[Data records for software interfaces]
######

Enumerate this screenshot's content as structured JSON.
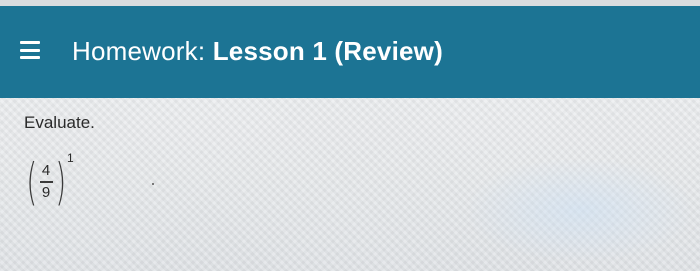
{
  "header": {
    "title_prefix": "Homework:",
    "title_name": "Lesson 1 (Review)",
    "menu_icon": "hamburger-menu-icon",
    "background_color": "#1c7494"
  },
  "question": {
    "prompt": "Evaluate.",
    "numerator": "4",
    "denominator": "9",
    "exponent": "1"
  }
}
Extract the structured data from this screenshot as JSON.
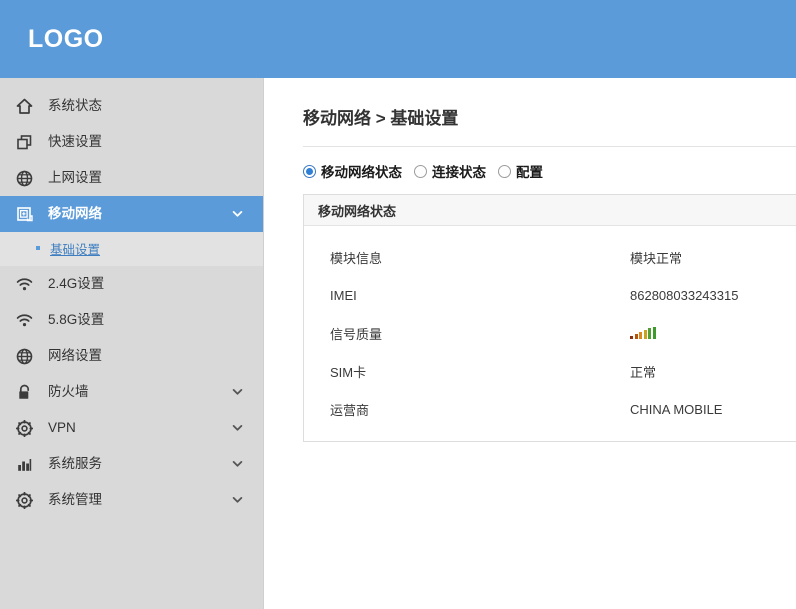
{
  "header": {
    "logo": "LOGO",
    "bg_color": "#5b9bd9"
  },
  "sidebar": {
    "bg_color": "#d9d9d9",
    "active_color": "#5b9bd9",
    "items": [
      {
        "label": "系统状态",
        "icon": "home-icon",
        "has_chevron": false,
        "active": false
      },
      {
        "label": "快速设置",
        "icon": "copy-icon",
        "has_chevron": false,
        "active": false
      },
      {
        "label": "上网设置",
        "icon": "globe-icon",
        "has_chevron": false,
        "active": false
      },
      {
        "label": "移动网络",
        "icon": "mobile-network-icon",
        "has_chevron": true,
        "active": true
      },
      {
        "label": "2.4G设置",
        "icon": "wifi-icon",
        "has_chevron": false,
        "active": false
      },
      {
        "label": "5.8G设置",
        "icon": "wifi-icon",
        "has_chevron": false,
        "active": false
      },
      {
        "label": "网络设置",
        "icon": "globe-icon",
        "has_chevron": false,
        "active": false
      },
      {
        "label": "防火墙",
        "icon": "lock-icon",
        "has_chevron": true,
        "active": false
      },
      {
        "label": "VPN",
        "icon": "gear-icon",
        "has_chevron": true,
        "active": false
      },
      {
        "label": "系统服务",
        "icon": "bar-chart-icon",
        "has_chevron": true,
        "active": false
      },
      {
        "label": "系统管理",
        "icon": "gear-icon",
        "has_chevron": true,
        "active": false
      }
    ],
    "submenu": {
      "parent_index": 3,
      "items": [
        {
          "label": "基础设置",
          "selected": true
        }
      ]
    }
  },
  "main": {
    "breadcrumb": "移动网络 > 基础设置",
    "radio_options": [
      {
        "label": "移动网络状态",
        "selected": true
      },
      {
        "label": "连接状态",
        "selected": false
      },
      {
        "label": "配置",
        "selected": false
      }
    ],
    "panel": {
      "title": "移动网络状态",
      "rows": [
        {
          "label": "模块信息",
          "value": "模块正常",
          "type": "text"
        },
        {
          "label": "IMEI",
          "value": "862808033243315",
          "type": "text"
        },
        {
          "label": "信号质量",
          "value": "",
          "type": "signal"
        },
        {
          "label": "SIM卡",
          "value": "正常",
          "type": "text"
        },
        {
          "label": "运营商",
          "value": "CHINA MOBILE",
          "type": "text"
        }
      ],
      "signal": {
        "bars": [
          {
            "height": 3,
            "color": "#8c2f0a"
          },
          {
            "height": 5,
            "color": "#b5560f"
          },
          {
            "height": 7,
            "color": "#d9881b"
          },
          {
            "height": 9,
            "color": "#c8a31e"
          },
          {
            "height": 11,
            "color": "#4f9f35"
          },
          {
            "height": 12,
            "color": "#3f9a2e"
          }
        ]
      }
    }
  }
}
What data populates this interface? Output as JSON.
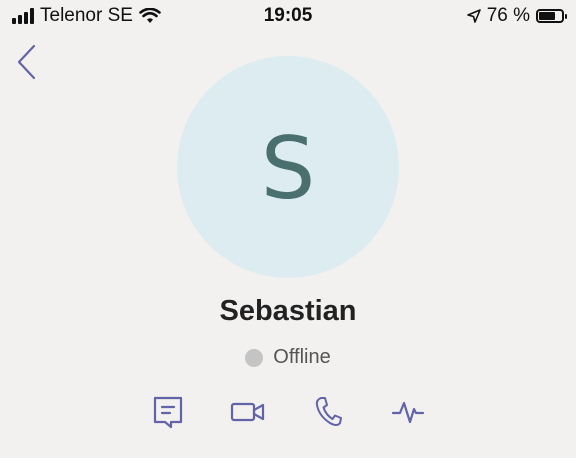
{
  "status_bar": {
    "carrier": "Telenor SE",
    "time": "19:05",
    "battery_percent": "76 %",
    "battery_level": 0.76
  },
  "contact": {
    "avatar_initial": "S",
    "name": "Sebastian",
    "presence": "Offline",
    "presence_color": "#c4c4c4",
    "avatar_bg": "#ddecf0",
    "avatar_fg": "#4a6f6f"
  },
  "theme": {
    "accent": "#6264a7",
    "background": "#f2f1f0"
  },
  "actions": [
    {
      "icon": "chat-icon"
    },
    {
      "icon": "video-icon"
    },
    {
      "icon": "phone-icon"
    },
    {
      "icon": "activity-icon"
    }
  ]
}
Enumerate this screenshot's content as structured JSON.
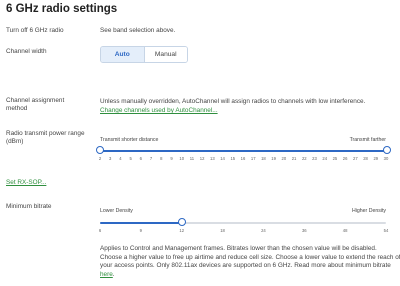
{
  "section_title": "6 GHz radio settings",
  "turn_off": {
    "label": "Turn off 6 GHz radio",
    "value": "See band selection above."
  },
  "channel_width": {
    "label": "Channel width",
    "options": [
      "Auto",
      "Manual"
    ],
    "selected": "Auto"
  },
  "channel_assignment": {
    "label_line1": "Channel assignment",
    "label_line2": "method",
    "description": "Unless manually overridden, AutoChannel will assign radios to channels with low interference.",
    "link": "Change channels used by AutoChannel..."
  },
  "power_range": {
    "label_line1": "Radio transmit power range",
    "label_line2": "(dBm)",
    "min_label": "Transmit shorter distance",
    "max_label": "Transmit farther",
    "ticks": [
      "2",
      "3",
      "4",
      "5",
      "6",
      "7",
      "8",
      "9",
      "10",
      "11",
      "12",
      "13",
      "14",
      "15",
      "16",
      "17",
      "18",
      "19",
      "20",
      "21",
      "22",
      "23",
      "24",
      "25",
      "26",
      "27",
      "28",
      "29",
      "30"
    ],
    "range": [
      2,
      30
    ],
    "selected_low": 2,
    "selected_high": 30
  },
  "rx_sop_link": "Set RX-SOP...",
  "min_bitrate": {
    "label": "Minimum bitrate",
    "min_label": "Lower Density",
    "max_label": "Higher Density",
    "ticks": [
      "6",
      "9",
      "12",
      "18",
      "24",
      "36",
      "48",
      "54"
    ],
    "selected": "12",
    "help_line1": "Applies to Control and Management frames. Bitrates lower than the chosen value will be disabled.",
    "help_line2": "Choose a higher value to free up airtime and reduce cell size. Choose a lower value to extend the reach of",
    "help_line3": "your access points. Only 802.11ax devices are supported on 6 GHz. Read more about minimum bitrate",
    "help_link": "here",
    "help_end": "."
  },
  "colors": {
    "accent": "#2d68c4",
    "link": "#2f8f3e",
    "track": "#d9dde3"
  }
}
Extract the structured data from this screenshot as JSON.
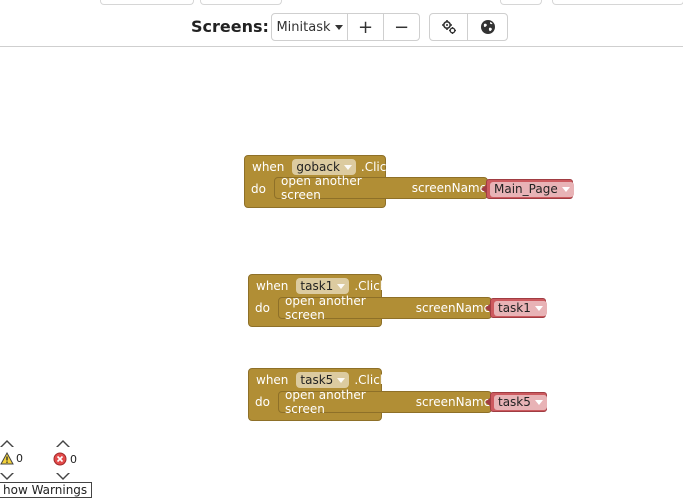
{
  "toolbar": {
    "screens_label": "Screens:",
    "screen_select": "Minitask",
    "add_screen": "+",
    "remove_screen": "−",
    "settings_icon": "gear-icon",
    "language_icon": "globe-icon"
  },
  "blocks": [
    {
      "when": "when",
      "component": "goback",
      "event": ".Click",
      "do": "do",
      "action": "open another screen",
      "param": "screenName",
      "value": "Main_Page"
    },
    {
      "when": "when",
      "component": "task1",
      "event": ".Click",
      "do": "do",
      "action": "open another screen",
      "param": "screenName",
      "value": "task1"
    },
    {
      "when": "when",
      "component": "task5",
      "event": ".Click",
      "do": "do",
      "action": "open another screen",
      "param": "screenName",
      "value": "task5"
    }
  ],
  "status": {
    "warnings_count": "0",
    "errors_count": "0",
    "show_warnings": "how Warnings"
  },
  "colors": {
    "event_block": "#b18e35",
    "text_block": "#cc5a5f"
  }
}
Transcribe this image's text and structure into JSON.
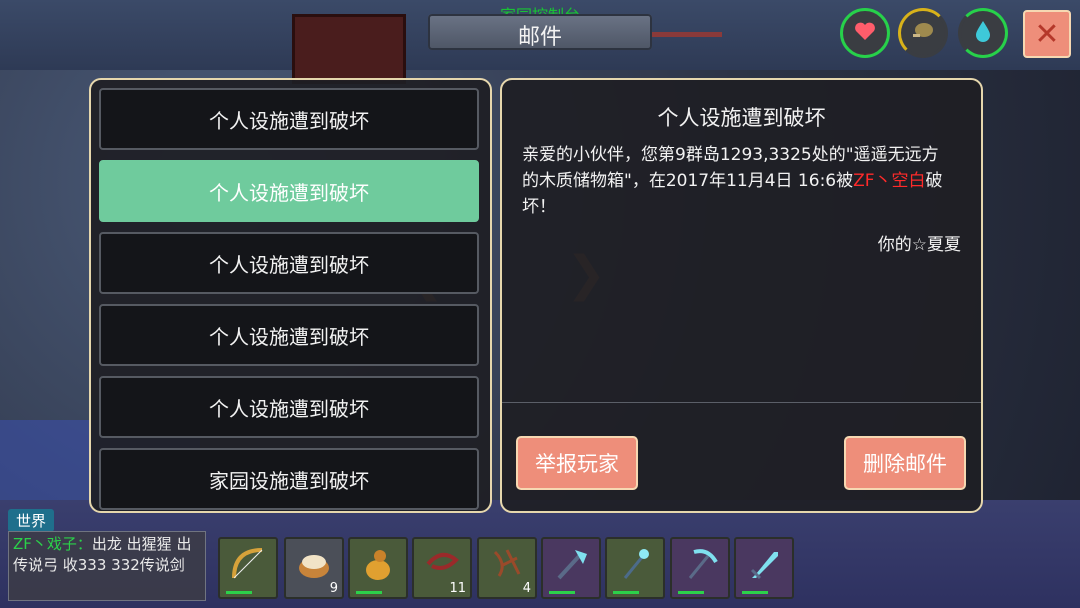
{
  "title": "邮件",
  "subtitle": "家园控制台",
  "stats": [
    {
      "name": "health",
      "icon": "heart-icon"
    },
    {
      "name": "food",
      "icon": "drumstick-icon"
    },
    {
      "name": "water",
      "icon": "droplet-icon"
    }
  ],
  "close_label": "✕",
  "mail_list": [
    "个人设施遭到破坏",
    "个人设施遭到破坏",
    "个人设施遭到破坏",
    "个人设施遭到破坏",
    "个人设施遭到破坏",
    "家园设施遭到破坏"
  ],
  "selected_index": 1,
  "detail": {
    "title": "个人设施遭到破坏",
    "body_part1": "亲爱的小伙伴，您第9群岛1293,3325处的\"遥遥无远方的木质储物箱\"，在2017年11月4日 16:6被",
    "body_red": "ZF丶空白",
    "body_part2": "破坏！",
    "signature": "你的☆夏夏",
    "report_button": "举报玩家",
    "delete_button": "删除邮件"
  },
  "chat": {
    "channel": "世界",
    "sender": "ZF丶戏子：",
    "message": "出龙 出猩猩 出传说弓 收333 332传说剑"
  },
  "hotbar": [
    {
      "icon": "bow-icon",
      "count": "",
      "durability": true,
      "color": "#3d4f37"
    },
    {
      "icon": "dumpling-basket-icon",
      "count": "9",
      "durability": false,
      "color": "#4b4f58"
    },
    {
      "icon": "gourd-icon",
      "count": "",
      "durability": true,
      "color": "#3d4f37"
    },
    {
      "icon": "whip-icon",
      "count": "11",
      "durability": false,
      "color": "#3d4f37"
    },
    {
      "icon": "vine-icon",
      "count": "4",
      "durability": false,
      "color": "#3d4f37"
    },
    {
      "icon": "crystal-axe-icon",
      "count": "",
      "durability": true,
      "color": "#4a3860"
    },
    {
      "icon": "crystal-staff-icon",
      "count": "",
      "durability": true,
      "color": "#3d4f37"
    },
    {
      "icon": "pickaxe-icon",
      "count": "",
      "durability": true,
      "color": "#4a3860"
    },
    {
      "icon": "crystal-sword-icon",
      "count": "",
      "durability": true,
      "color": "#4a3860"
    }
  ]
}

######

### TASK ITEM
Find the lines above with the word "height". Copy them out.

### SOLUTION TO THIS EXERCISE
            "height": 3,
            "height": 5,
            "height": 7,
            "height": 9,
            "height": 11,
            "height": 12,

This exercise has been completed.